The problems we’re facing often seem as complex as they do intractable. And as Albert Einstein is often quoted as saying, “We cannot solve our problems with the same level of thinking that created them.” So what does it take to increase the complexity of our thinking?


Via David Hain
David Hain's curator insight, May 15, 2018 6:04 AM

Don't fall for the 'we make the complex more simple' spiel - good decision making requires a grasp of complexity.

Rescooped by Philippe Vallat from Crisis, collapse, transition, resilience
Scoop.it!

Researchers find the tipping point between resilience and collapse in complex systems

Researchers find the tipping point between resilience and collapse in complex systems | Complex systems and projects | Scoop.it
Using statistical physics, network theorists have developed the first-ever tool to identify whether systems -- be they technological, ecological, or biological -- are in danger of failing.
No comment yet.
Rescooped by Philippe Vallat from Crisis, collapse, transition, resilience
Scoop.it!

The Seneca Effect: why decline is faster than growth

The Seneca Effect: why decline is faster than growth | Complex systems and projects | Scoop.it

For a long time, I had in mind the idea that when things start going bad, they tend to go bad fast. We might call this tendency the "Seneca effect" or the "Seneca cliff," from Lucius Annaeus Seneca who wrote that "increases are of sluggish growth, but the way to ruin is rapid."

Philippe Vallats insight:

Very understandable explanation by Ugo Bardi

Philippe Vallat's curator insight, February 22, 2018 11:27 AM

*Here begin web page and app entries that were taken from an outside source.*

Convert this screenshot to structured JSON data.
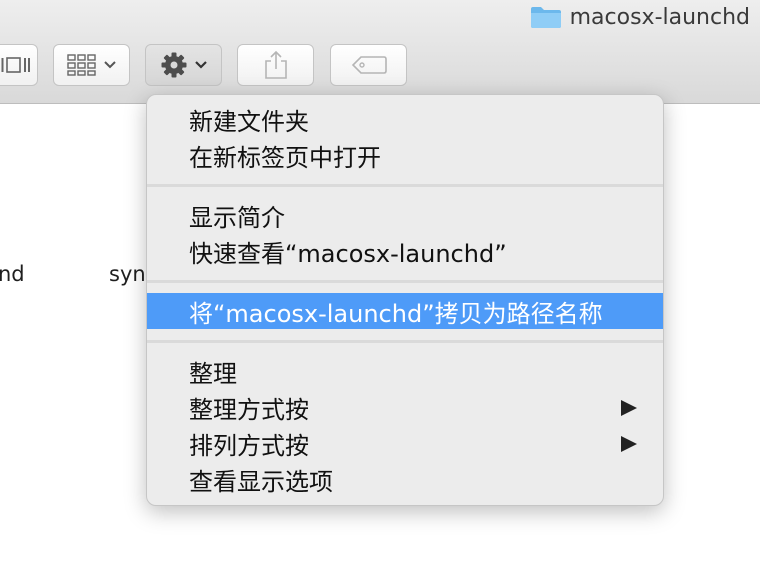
{
  "window": {
    "title": "macosx-launchd"
  },
  "colors": {
    "highlight": "#4e9bf8",
    "menu_bg": "#ececec"
  },
  "icons": {
    "folder": "folder-icon",
    "view": "view-columns-icon",
    "group": "group-grid-icon",
    "action": "gear-icon",
    "share": "share-icon",
    "tag": "tag-icon"
  },
  "files": [
    {
      "name": "nd"
    },
    {
      "name": "syn"
    }
  ],
  "menu": {
    "items": [
      {
        "label": "新建文件夹"
      },
      {
        "label": "在新标签页中打开"
      },
      {
        "label": "显示简介"
      },
      {
        "label": "快速查看“macosx-launchd”"
      },
      {
        "label": "将“macosx-launchd”拷贝为路径名称",
        "highlighted": true
      },
      {
        "label": "整理"
      },
      {
        "label": "整理方式按",
        "submenu": true
      },
      {
        "label": "排列方式按",
        "submenu": true
      },
      {
        "label": "查看显示选项"
      }
    ]
  }
}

Very understandable explanation by Ugo Bardi

René Bart's comment, February 23, 2018 5:43 AM
High density of content, but very interesting analyze and approach supported by several models and curves. Thank you !
Scooped by Philippe Vallat
Scoop.it!

Dave Snowden at TedX: A succinct overview of his groundbreaking work

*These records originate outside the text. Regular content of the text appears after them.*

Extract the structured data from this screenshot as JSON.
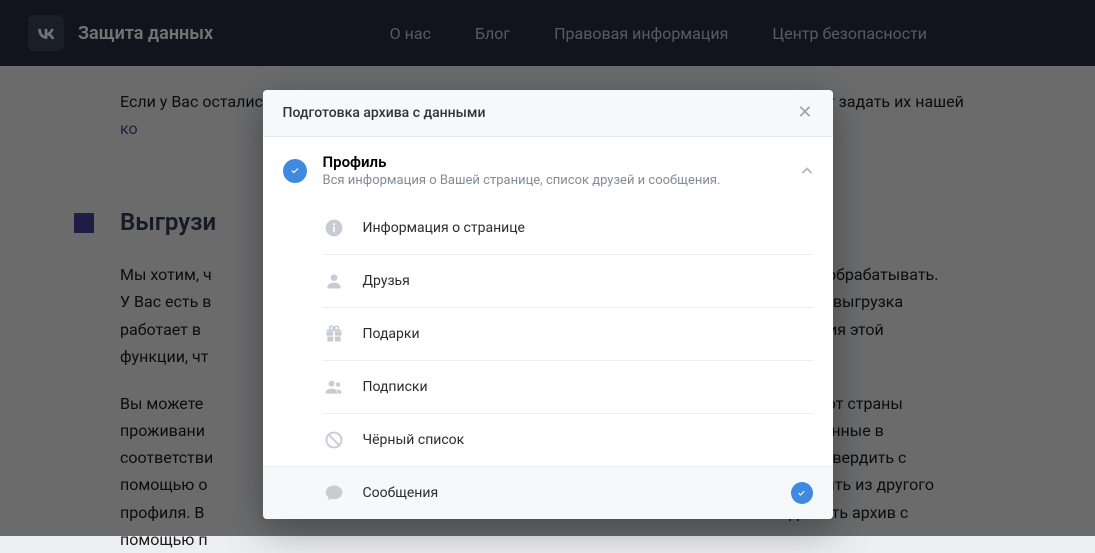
{
  "header": {
    "brand": "Защита данных",
    "nav": {
      "about": "О нас",
      "blog": "Блог",
      "legal": "Правовая информация",
      "safety": "Центр безопасности"
    }
  },
  "page": {
    "para1_a": "Если у Вас остались вопросы касательно приватности ВКонтакте, Вы можете в любой момент задать их нашей ",
    "para1_link": "ко",
    "section_heading": "Выгрузи",
    "para2": "Мы хотим, ч\nУ Вас есть в\nработает в\nфункции, чт",
    "para2_tail_a": "ть или обрабатывать.",
    "para2_tail_b": " Сейчас выгрузка",
    "para2_tail_c": "твования этой",
    "para3_left": "Вы можете\nпроживани\nсоответстви\nпомощью о\nпрофиля. В\nпомощью п",
    "para3_tail_a": "исимо от страны",
    "para3_tail_b": "сить данные в",
    "para3_tail_c": "но подтвердить с",
    "para3_tail_d": "о открыть из другого",
    "para3_tail_e": "ифровать архив с"
  },
  "modal": {
    "title": "Подготовка архива с данными",
    "section": {
      "name": "Профиль",
      "desc": "Вся информация о Вашей странице, список друзей и сообщения."
    },
    "items": {
      "info": "Информация о странице",
      "friends": "Друзья",
      "gifts": "Подарки",
      "subscriptions": "Подписки",
      "blacklist": "Чёрный список",
      "messages": "Сообщения"
    }
  }
}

Dave Snowden at TedX: A succinct overview of his groundbreaking work | Complex systems and projects | Scoop.it
I first met Dave in 2002 when we were both employed by IBM. I remember experiencing an immediate resonance with his work, especially the inherent integrity of
No comment yet.
Scooped by Philippe Vallat
Scoop.it!

Complexity – What’s new?

Complexity – What’s new? | Complex systems and projects | Scoop.it

The existence of complexity in human systems is not new; we have simply become more conscious of it. We now know that we can distinguish complex systems from ordered systems and engage purposefully and productively with complexity.

No comment yet.